A frenectomy is a surgical dental procedure that involves the removal or modification of a frenum, a small fold of tissue that connects one part of the mouth to another. There are two primary types of frenum in the mouth that may require a frenectomy:
Labial Frenectomy: This is the most common type of frenectomy and involves the removal or modification of the labial frenum, which is the thin tissue that connects the upper lip to the gum tissue just above the front teeth. A labial frenectomy is often performed when the frenum is abnormally short or thick, which can cause issues such as a gap between the front teeth (diastema) or gum recession.
Lingual Frenectomy: This procedure involves the removal or modification of the lingual frenum, which connects the underside of the tongue to the floor of the mouth. A lingual frenectomy may be necessary if the frenum is too short or tight (ankyloglossia or “tongue tie”), restricting the range of motion of the tongue and potentially interfering with speech and oral function.

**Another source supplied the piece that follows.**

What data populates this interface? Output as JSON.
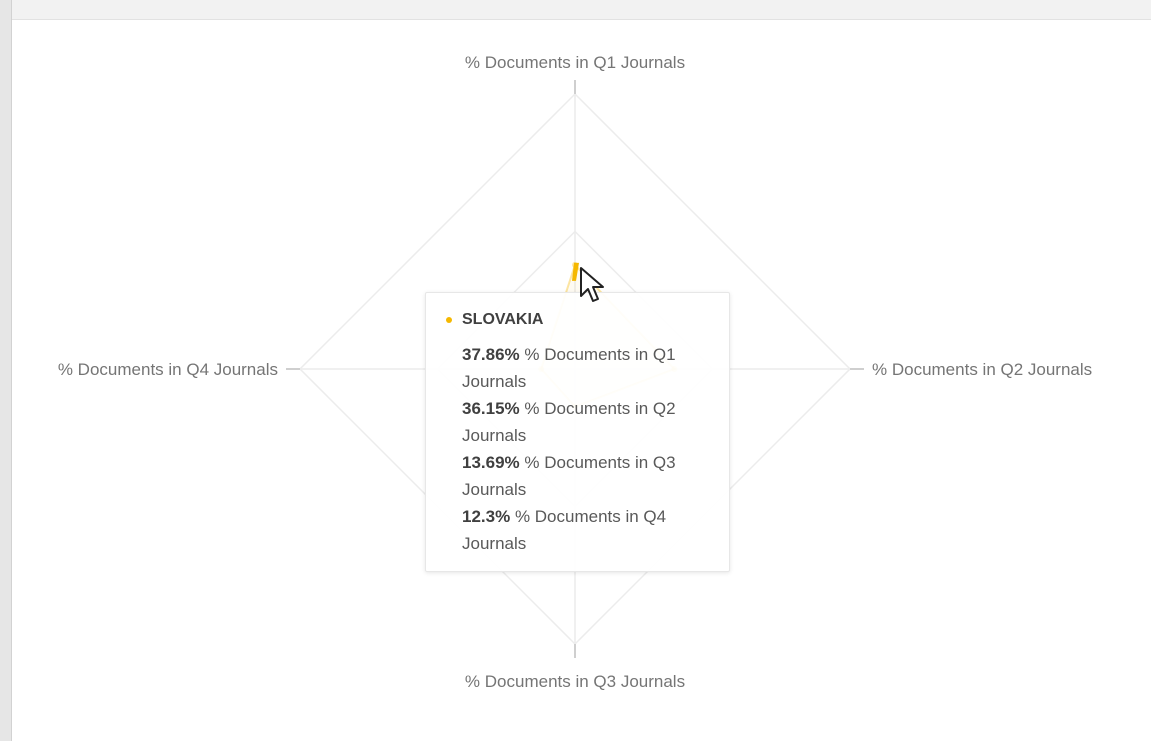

Frenectomies are relatively straightforward and are typically performed by dentists or oral surgeons. The procedure can often be completed with local anesthesia, and it involves making an incision to remove or release the frenum tissue. After the frenectomy, patients may need to follow post-operative care instructions to ensure proper healing.
Frenectomies are often performed to alleviate functional issues or to prepare the mouth for orthodontic or prosthetic treatment. In the case of a lingual frenectomy, it can also help improve tongue mobility and speech articulation.
Laser frenectomy is a surgical procedure used to remove a frenulum, a small piece of tissue that connects two structures in the body, often in the mouth. This procedure is commonly performed on the lingual frenulum (under the tongue) or the labial frenulum (inside the upper or lower lip).
Laser energy can effectively kill bacteria and sterilize the surgical area as it cuts, reducing the risk of infection. This is especially important in the oral cavity, where infection can lead to complications.